Updated: Jun 20, 2022
I wave to my friend through the thick glass of the apartment building’s front door as he climbs into the driver’s seat of his little two-door car. Taking care not to touch the handle, I use my body to open the door and reach down to pick up the paper bag he’s just left on the doorstep. He drives away as I climb the steps back up to our apartment, the eighteen stairs causing me to breathe heavily under my mask.
Back in the safety of the apartment, I remove my mask and try to take a deep breath in, but it is interrupted with a sharp cough. I take the paper bag to the kitchen and slowly remove the items—comforting and easy foods like soup and juice. Plus, two books: both Murakamis that I have not yet read. My brain is not functioning enough to read now, but next week when I’m feeling better, the well-worn book would bring me comfort—both in the enveloping story that I would lose myself in for hours, and in the connection I felt knowing that it had passed through the hands of my friends, and their friends, the wrinkles in the spine and dirt on the pages showing their love.

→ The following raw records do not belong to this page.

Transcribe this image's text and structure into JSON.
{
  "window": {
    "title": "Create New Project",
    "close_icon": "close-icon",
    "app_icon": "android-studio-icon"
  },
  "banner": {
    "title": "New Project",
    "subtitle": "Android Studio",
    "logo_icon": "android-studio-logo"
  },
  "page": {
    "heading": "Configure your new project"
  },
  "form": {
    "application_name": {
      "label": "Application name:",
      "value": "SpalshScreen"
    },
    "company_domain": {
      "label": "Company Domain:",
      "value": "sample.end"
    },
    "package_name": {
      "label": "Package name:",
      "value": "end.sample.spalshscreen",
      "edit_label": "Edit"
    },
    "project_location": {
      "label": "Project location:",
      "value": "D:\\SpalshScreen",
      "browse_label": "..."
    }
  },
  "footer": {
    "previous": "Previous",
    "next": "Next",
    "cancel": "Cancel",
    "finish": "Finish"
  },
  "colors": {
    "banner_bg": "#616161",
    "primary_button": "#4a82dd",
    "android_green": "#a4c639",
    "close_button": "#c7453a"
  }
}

The effort of bringing in these groceries tires me, so I return to the warm cave of blankets on my bed. Laying there with eyes closed, my head throbs slightly and I’m reminded of the aching sensation all through my body. I rest like that for a few minutes, then open up my laptop and lazily pick a show to watch. That is about all I can do now, with this strange fog that has enveloped my brain. It reminds me of the concussion I had a few years ago. As someone who is constantly thinking a little too much, it is a very strange sensation to have your cognitive functions slowed physically in this way. I have no choice in the matter—I simply cannot think critically or deeply about anything. This is not a time for decision-making, it not even a time for leisurely reading, as I’m unable to focus on a book for more than a page or two. My imagination is not active enough for a novel, and my thinking is not there for anything non-fiction. So, I watch a simple sitcom and allow the hours to pass, rising from my blanket haven periodically for a fresh cup of tea. My sense of taste and smell are completely gone, but the warm liquid still soothes my throat and eases my coughing.
Time has been lost. Days pass like this and I am unaware of the world around me. Even if I wanted to, I don’t think I could process anything happening outside of our light-filled apartment. I’m grateful for the balcony overlooking 14th Avenue. I try to spend at least a few minutes out there each day, feeling the sun and the breeze on my skin.
On the eighth day, I start to feel better. The cough lets up, and some of the fog dissipates so that I’m able to read for a little while and get some work done for the co-op. Just a little bit though—the slight uptick in exertion tires me. Over the course of the previous days, I averaged 12 hours sleeping each night, with daytime hours spent lounging in bed. On the ninth day, this catches up to me. Physically I am feeling much better, and suddenly all this rest manifests as energy in the evening. After spending the whole day devouring books on the balcony and drinking endless cups of tea, the sun begins to set, and I jump up with a sudden burst of energy. An urge to do
something enters my body. I pick up my camera and capture the sunset and the cats and little textures around me. I try a little bit of yoga, followed by a short workout, but my lungs remind me that they are not at full capacity. I wander back and forth from kitchen to balcony to bedroom, looking for anything to stimulate my mind and body. I’m craving something, but I can’t quite place what it is. After a while, I
try to settle into bed with a cup of chamomile tea. I watch a couple episodes of a show, then return to the novel, but still my mind buzzes with alertness. At midnight, I decide to just try to go to sleep with the aid of a meditation. Eventually I drift off, but it is not a restful sleep.
This may be our lives from here on out: masks hanging from door handles and rear-view mirrors, bottles of hand sanitizer scattered about, hesitation before a handshake or a hug, fear with any cough or sniffle. I do not think there is a “return to normal” like the CDC announcer celebrated this morning, as she told vaccinated Americans to shed their masks and enjoy pre-pandemic activities again. Have we really improved that much? New variants are popping up every day. I am the third vaccinated person in our group to test positive for COVID in the last few weeks. How can we be so ready to throw caution to the wind and move on, when thousands upon thousands are still losing their lives to this virus every day?